Discussing their results, the researchers said a variety of communication channels have evolved between humans and horses since domestication, mostly involving visual, touch or vocal cues.
“But the smell of horses has also been shown to contribute to human reactions to horses,” they noted. One study found that the smell of horses in a therapeutic context led to a decrease in levels of the stress hormone cortisol and to higher self-reported well-being in human patients.
The authors acknowledged there were limitations in their study.
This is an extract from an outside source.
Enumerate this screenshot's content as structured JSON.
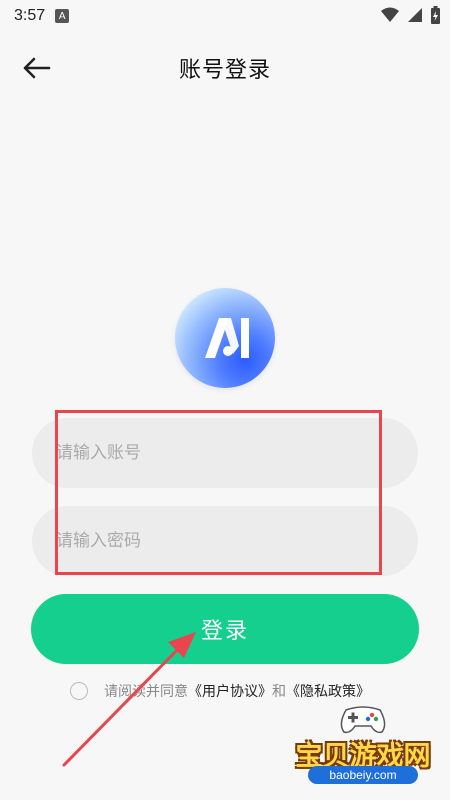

Firstly, the horses’ reactions in the fear state were validated only through behavioural measures. “Thus, it may be insufficient to conclude whether this condition actually generated fear and, if so, to what extent.”
Future research should include other options, such as measuring cortisol levels.
Participants were not asked to openly attribute a quality to the odour samples but had to choose between limited options and closed responses — intense or not; fear or not.
Describing odours can be tiring and challenging, they said, especially when participants are presented with 32 samples. The study had been designed to make this task easier for the participants.
Thirdly, the fear condition contained a strong element of physical activity which increased sweat production, raising the question of whether humans could simply distinguish between little versus much sweat and between high intensity versus low intensity.
“While future research in this field should control for the level of physical activity in both conditions, it should be noted that experiencing fear per se leads to increased sweating.”
Future studies with carefully developed methodology should explore this issue further, they said.
The study team comprised Sabiniewicz, Michał Białek, Karolina Tarnowska, Robert Świątek and Piotr Sorokowski, all with the University of Wroclaw in Poland; and Małgorzata Dobrowolska, with the Silesian University of Technology, also in Poland. Sabiniewicz is also with the Department of Otorhinolaryngology, Smell and Taste Clinic, part of the Dresden University of Technology in Germany.
Sabiniewicz, A.; Białek, M.; Tarnowska, K.; Świątek, R.; Dobrowolska, M.; Sorokowski, P. A Preliminary Investigation of Interspecific Chemosensory Communication of Emotions: Can Humans (Homo sapiens) Recognise Fear- and Non-Fear Body Odour from Horses (Equus ferus caballus). Animals 2021, 11, 3499. https://doi.org/10.3390/ani11123499